A couple of days ago, the latest installment of Action, Yes made its debut.
For those of you who aren’t already aware, Action, Yes is the online journal wing of Action Books, a pugnacious press operated by Johannes Göransson and Joyelle McSweeney, who happens to be the reigning brunette bombshell of 21st-century poetry.
Also, Action Books has published one of the most outrageous collections of poetry ever — a collection that manipulates language to enchanting extremes. This bold book is entitled Maxium Gaga. Its author is Lara Glenum.
Back to this edition of Action, Yes… it has many notable participants. I’m going to supply some of them with outfits.
First, I’ll dress the editors, Carina Finn and Jiyoon Lee.
Poetry. The anthology GURLESQUE: THE NEW GRRLY, GROTESQUE, BURLESQUE POETICS brings together eighteen poets of wide-ranging backgrounds, united in their ability to push the aesthetic envelope through radical, femme, Third Wave strategies, and pairs them with visual artists who do the same. At the turn of the millennium, we are witnessing the emergence of a vital–perhaps viral–new strain of female poetics: the “Gurlesque,” a term that describes writers who perform femininity in their poems in a campy or overtly mocking manner, risking the grotesque to shake the foundations of acceptable female behavior and language. Built from the bric-a-brac of girl culture, these works charm and repel: this work is fun, subversive, and important. (New Release — order from SPD)
A rad video from an art installation featured at &Now and elsewhere, featuring text from Lara Glenum‘s Maximum Gaga. (When I saw this, it was attached in the belly of a wooden sculpture that looked like an enormous intestine.) Buy Maximum Gaga.
From Action Yes editors:
For the rest of the month of April, Action,Yes is open to submissions.

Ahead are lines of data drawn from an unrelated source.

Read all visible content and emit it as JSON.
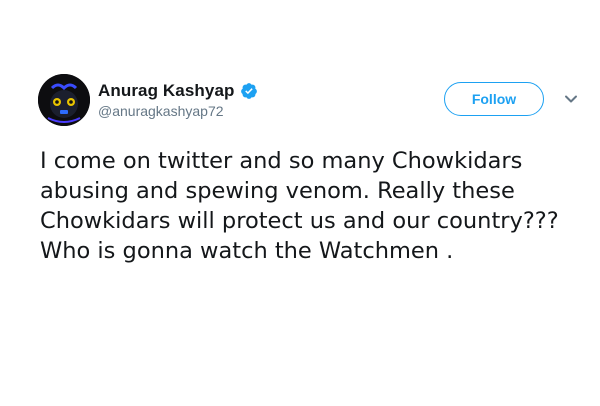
{
  "tweet": {
    "author": {
      "display_name": "Anurag Kashyap",
      "handle": "@anuragkashyap72",
      "verified": true,
      "avatar_icon": "profile-avatar"
    },
    "follow_label": "Follow",
    "menu_icon": "chevron-down-icon",
    "text_lines": [
      "I come on twitter and so many Chowkidars",
      "abusing and spewing venom. Really these",
      "Chowkidars will protect us and our country???",
      "Who is gonna watch the Watchmen ."
    ]
  },
  "colors": {
    "accent": "#1da1f2",
    "text_primary": "#14171a",
    "text_secondary": "#657786",
    "background": "#ffffff"
  }
}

So please send your art, sounds, words and ideas to email@example.com. Include the word ‘Submission’ in the subject line.
This is our first open submissions period. We apologize to those of you who’ve sent us work in the past who we’ve not been able to respond too. It doesn’t mean we weren’t impressed with your work; it just means that we didn’t know how pick through the prodigious spam of our (old) inboxes to find it. So please send again.
Looking forward to seeing your work.
Meanwhile, if you have not yet dug into the new issue, holy shit. Probably one of my favorite all-time issues of a magazine, only or no. Too much good from 2x the freaks, including Dodie Bellamy, Lily Hoang, Angela Genusa, Elizabeth Ellen, Aaron Kunin, Lara Glenum, FLUXCONCERT, Matt Kirkpatrick, Rauan Klassnik, Mark Leidner, Sabrina Oren Mark, Christian Peet, Evan Willner, Girjia Tropp, a whole lot of other madness.
April 10th, 2009 / 12:09 pm